Teaching algorithmic thinking enables students to use their knowledge in various contexts to reuse existing solutions to algorithmic problems. The aim of this study is to examine how students recognize which algorithmic concepts can be used in a new situation. We developed a card sorting task and investigated the ways in which secondary school students arranged algorithmic problems (Bebras tasks) into groups using algorithm as a criterion. Furthermore, we examined the students’ explanations for their groupings. The results of this qualitative study indicate that students may recognize underlying algorithmic concepts directly or by identifying similarities with a previously solved problem; however, the direct recognition was more successful. Our findings also include the factors that play a role in students’ recognition of algorithmic concepts, such as the degree of similarity to problems discussed during lessons. Our study highlights the significance of teaching students how to recognize the structure of algorithmic problems.
The teaching and learning of programming has proven to be a challenge for students of computer courses, since it presents challenges and requires complex skills for the good development of students. The traditional teaching model is not able to motivate students and arouse their interest in the topic. The tool proposed herein, the REA-LP, aims to facilitate the study and retention of content related to the discipline of programming logic at the technical level by presenting its content through various types of media, in addition to allowing students to actively participate in the construction of their knowledge, favoring engagement and motivation. From the results of an empirical study with 39 students, it can be concluded that the tool was very well accepted, being effective in facilitating and assisting participants in their learning, motivation, and interest in classes, mainly due to the way in which the content is presented by REA-LP.

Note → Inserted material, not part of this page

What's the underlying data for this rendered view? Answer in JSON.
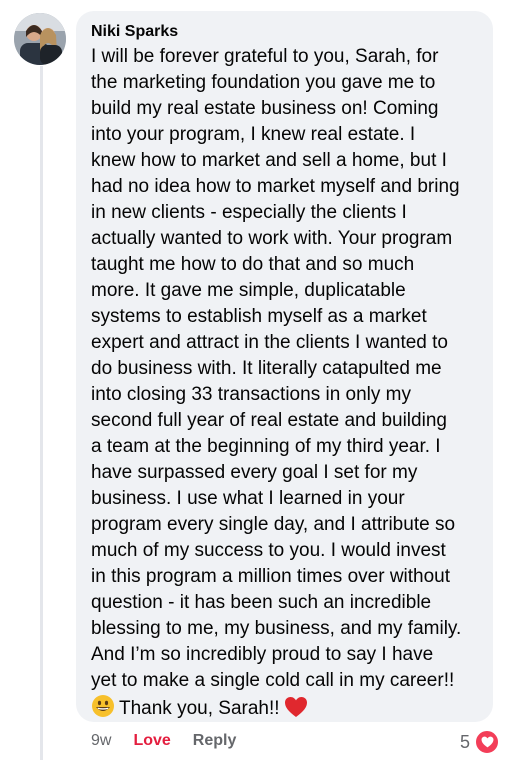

The role of mobile technology has significantly increased and been emphasized in English education. However, research investigating EFL teachers' attitudes and behaviors related to mobile technology has been limited in descriptive aspects of the technology, leading to misunderstandings about EFL teachers' needs. Furthermore, many prior studies have examined various aspects of electronic learning (e-learning) and technological developments of mobile learning (m-learning) in English education from the learners' perspective. Therefore, this study proposed a research model that empirically examines behaviors of EFL teacher's' m-learning acceptance by using Fred Davis's Technology Acceptance Model (TAM) as the research framework. As external variables, this research model includes instant connectivity, compatibility, interaction, content enrichment, and computer self-efficacy, influencing the perceived usefulness of TAM. Structural Equation Modeling (SEM) with the data of 189 EFL teachers was used to analyze causal relationships between external variables and TAM variables. The results provide evidence that supports the tested hypotheses. The implications of the findings suggest a new direction for future studies on m-learning.
The Lithuanian Informatics Olympiads (LitIO) is a problem solving programming contest for students in secondary education. The work of the student to be evaluated is an algorithm designed by the student and implemented as a working program. The current evaluation process involves both automated (for correctness and performance of programs with the given input data) and manual (for programming style, written motivation of an algorithm) grading. However, it is based on tradition and has not been scientifically discussed and motivated. To create an improved and motivated evaluation model, we put together a questionnaire and asked a group of foreign and Lithuanian experts having experience in various informatics contests to respond. We identified two basic directions in the suggested evaluation models and made a choice based on the goals of LitIO. While designing the model in the paper, we reflected on the suggestions and opinions of the experts as much as possible, even if they were not included into the proposed model. The paper presents the final outcome of this work, the proposed evaluation model for the Lithuanian Informatics Olympiads.
Interaction and feedback are key factors supporting the learning process. Therefore many automatic assessment and feedback systems have been developed for computer science courses during the past decade. In this paper we present a new framework, TRAKLA2, for building interactive algorithm simulation exercises. Exercises constructed in TRAKLA2 are viewed as learning objects in which students manipulate conceptual visualizations of data structures in order to simulate the working of given algorithms. The framework supports randomized input values for the assignments, as well as automatic feedback and grading of students' simulation sequences. Moreover, it supports automatic generation of model solutions as algorithm animations and the logging of statistical data about the interaction process resulting as students solve exercises. The system has been used in two universities in Finland for several courses involving over 1000 students. Student response has been very positive.